** Opening Records supplied block **

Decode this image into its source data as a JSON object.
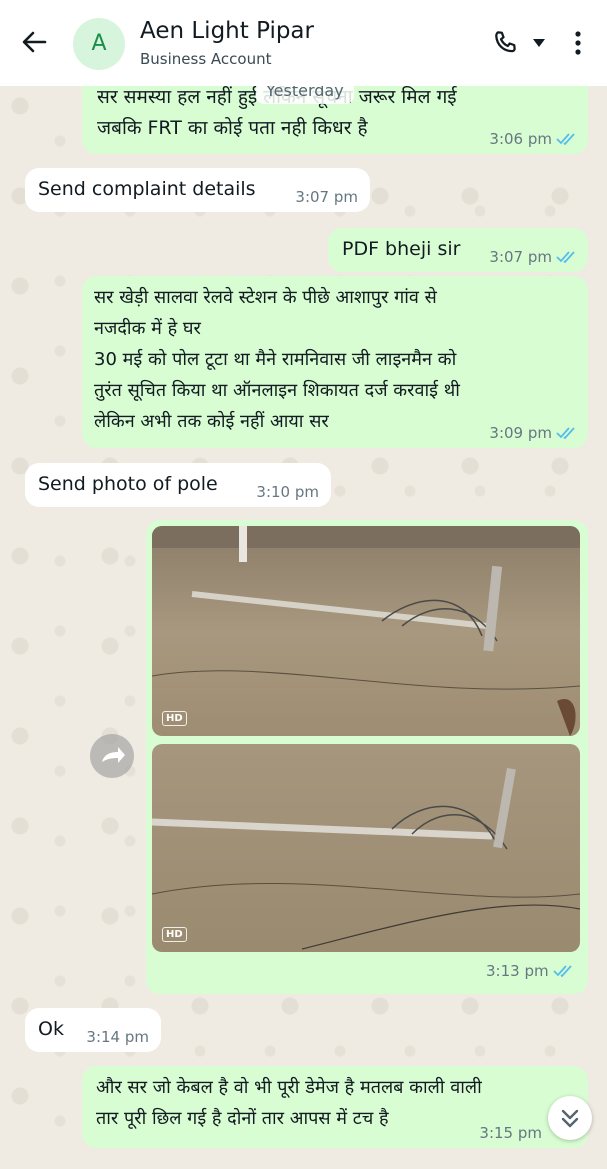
{
  "header": {
    "avatar_letter": "A",
    "contact_name": "Aen Light Pipar",
    "contact_sub": "Business Account",
    "icons": [
      "back-arrow-icon",
      "phone-icon",
      "chevron-down-icon",
      "more-vert-icon"
    ]
  },
  "day_chip": "Yesterday",
  "messages": [
    {
      "dir": "out",
      "text": "सर समस्या हल नहीं हुई लेकिन सूचना जरूर मिल गई\nजबकि FRT का कोई पता नही किधर है",
      "time": "3:06 pm",
      "read": true
    },
    {
      "dir": "in",
      "text": "Send complaint details",
      "time": "3:07 pm"
    },
    {
      "dir": "out",
      "text": "PDF bheji sir",
      "time": "3:07 pm",
      "read": true
    },
    {
      "dir": "out",
      "text": "सर खेड़ी सालवा रेलवे स्टेशन के पीछे आशापुर गांव से\nनजदीक में हे घर\n30 मई को पोल टूटा था मैने रामनिवास जी लाइनमैन को\nतुरंत सूचित किया था ऑनलाइन शिकायत दर्ज करवाई थी\nलेकिन अभी तक कोई नहीं आया सर",
      "time": "3:09 pm",
      "read": true
    },
    {
      "dir": "in",
      "text": "Send photo of pole",
      "time": "3:10 pm"
    },
    {
      "dir": "out",
      "type": "photos",
      "badge": "HD",
      "time": "3:13 pm",
      "read": true
    },
    {
      "dir": "in",
      "text": "Ok",
      "time": "3:14 pm"
    },
    {
      "dir": "out",
      "text": "और सर जो केबल है वो भी पूरी डेमेज है मतलब काली वाली\nतार पूरी छिल गई है दोनों तार आपस में टच है",
      "time": "3:15 pm",
      "read": true
    }
  ],
  "colors": {
    "outgoing": "#d9fdd3",
    "incoming": "#ffffff",
    "read_ticks": "#53bdeb",
    "accent": "#1d8d4b"
  }
}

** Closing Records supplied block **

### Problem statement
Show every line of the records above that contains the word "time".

### Task answer
      "time": "3:06 pm",
      "time": "3:07 pm"
      "time": "3:07 pm",
      "time": "3:09 pm",
      "time": "3:10 pm"
      "time": "3:13 pm",
      "time": "3:14 pm"
      "time": "3:15 pm",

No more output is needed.